::: Data records

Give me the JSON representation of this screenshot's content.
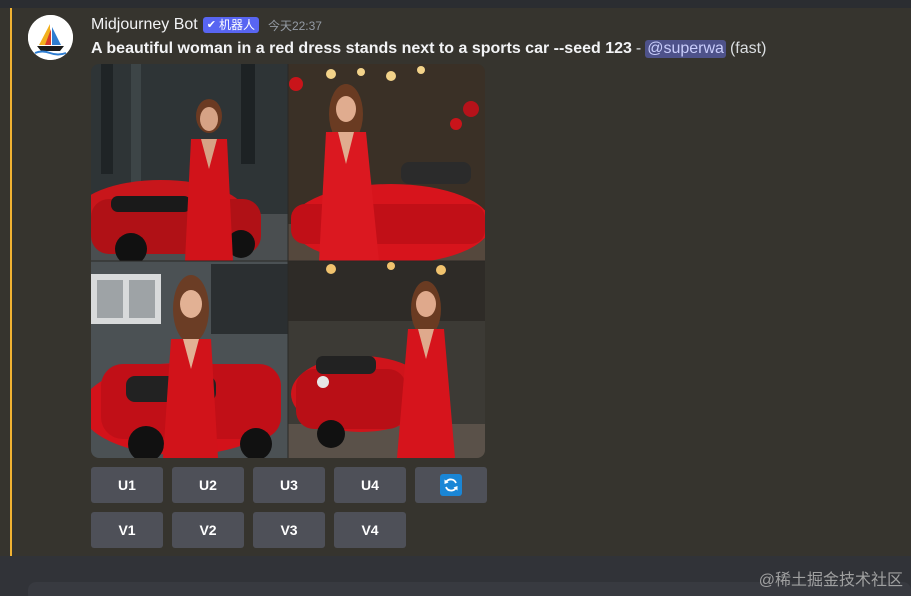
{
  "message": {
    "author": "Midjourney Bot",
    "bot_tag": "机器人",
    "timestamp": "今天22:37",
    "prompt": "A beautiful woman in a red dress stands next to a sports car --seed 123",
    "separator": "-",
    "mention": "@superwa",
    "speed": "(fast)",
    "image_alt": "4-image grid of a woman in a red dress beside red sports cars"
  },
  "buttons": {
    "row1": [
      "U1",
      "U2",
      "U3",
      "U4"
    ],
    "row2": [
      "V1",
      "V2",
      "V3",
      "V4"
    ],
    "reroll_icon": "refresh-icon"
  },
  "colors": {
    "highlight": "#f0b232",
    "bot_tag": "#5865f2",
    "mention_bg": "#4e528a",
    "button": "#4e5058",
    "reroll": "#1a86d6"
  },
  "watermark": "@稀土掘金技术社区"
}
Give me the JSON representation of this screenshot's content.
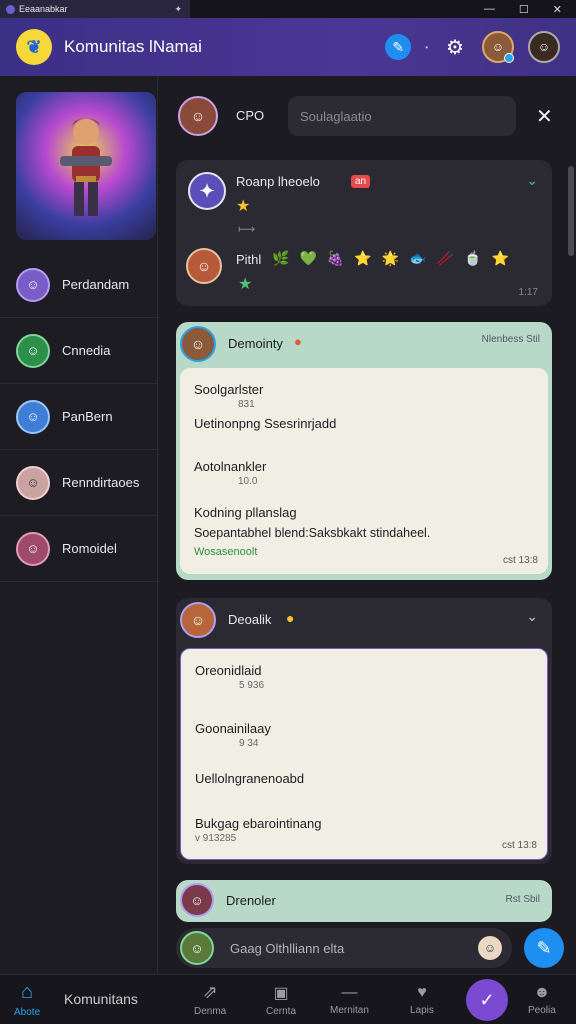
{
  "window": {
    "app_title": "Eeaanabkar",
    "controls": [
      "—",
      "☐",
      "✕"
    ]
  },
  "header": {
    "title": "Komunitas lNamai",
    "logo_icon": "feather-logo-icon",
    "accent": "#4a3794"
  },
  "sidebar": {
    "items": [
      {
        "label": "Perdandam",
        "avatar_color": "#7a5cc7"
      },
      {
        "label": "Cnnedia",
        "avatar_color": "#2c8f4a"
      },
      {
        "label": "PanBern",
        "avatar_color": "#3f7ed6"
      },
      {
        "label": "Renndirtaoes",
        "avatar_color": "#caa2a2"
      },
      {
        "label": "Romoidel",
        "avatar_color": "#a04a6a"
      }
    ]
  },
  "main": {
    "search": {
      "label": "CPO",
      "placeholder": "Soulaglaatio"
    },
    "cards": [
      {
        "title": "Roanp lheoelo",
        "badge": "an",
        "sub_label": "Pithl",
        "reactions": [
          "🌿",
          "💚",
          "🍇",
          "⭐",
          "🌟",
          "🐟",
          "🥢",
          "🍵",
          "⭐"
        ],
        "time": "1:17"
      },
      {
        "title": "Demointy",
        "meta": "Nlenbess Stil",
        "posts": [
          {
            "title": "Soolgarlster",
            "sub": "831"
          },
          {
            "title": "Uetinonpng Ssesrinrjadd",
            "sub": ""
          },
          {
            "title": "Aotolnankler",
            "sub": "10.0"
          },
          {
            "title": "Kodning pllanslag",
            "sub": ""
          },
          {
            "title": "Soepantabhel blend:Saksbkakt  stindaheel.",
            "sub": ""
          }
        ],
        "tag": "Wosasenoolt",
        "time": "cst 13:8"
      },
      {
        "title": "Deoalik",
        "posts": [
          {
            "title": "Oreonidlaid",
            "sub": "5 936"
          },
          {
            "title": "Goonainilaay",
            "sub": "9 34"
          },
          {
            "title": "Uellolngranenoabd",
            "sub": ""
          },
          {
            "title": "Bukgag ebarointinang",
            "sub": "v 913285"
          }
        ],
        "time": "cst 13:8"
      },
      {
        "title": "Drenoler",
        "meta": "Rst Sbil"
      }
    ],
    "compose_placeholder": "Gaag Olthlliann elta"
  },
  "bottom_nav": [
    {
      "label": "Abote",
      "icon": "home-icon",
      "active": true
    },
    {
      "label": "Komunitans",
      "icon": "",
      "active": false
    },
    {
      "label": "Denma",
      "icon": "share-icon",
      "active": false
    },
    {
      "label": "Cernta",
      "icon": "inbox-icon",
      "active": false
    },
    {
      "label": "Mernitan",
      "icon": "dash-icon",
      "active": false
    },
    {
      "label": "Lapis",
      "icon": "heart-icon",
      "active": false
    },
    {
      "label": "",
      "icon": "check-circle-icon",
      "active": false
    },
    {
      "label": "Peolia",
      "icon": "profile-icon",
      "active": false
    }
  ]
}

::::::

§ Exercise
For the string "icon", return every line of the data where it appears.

§ Written answer
    "reroll_icon": "refresh-icon"
    "logo_icon": "feather-logo-icon",
      "icon": "home-icon",
      "icon": "",
      "icon": "share-icon",
      "icon": "inbox-icon",
      "icon": "dash-icon",
      "icon": "heart-icon",
      "icon": "check-circle-icon",
      "icon": "profile-icon",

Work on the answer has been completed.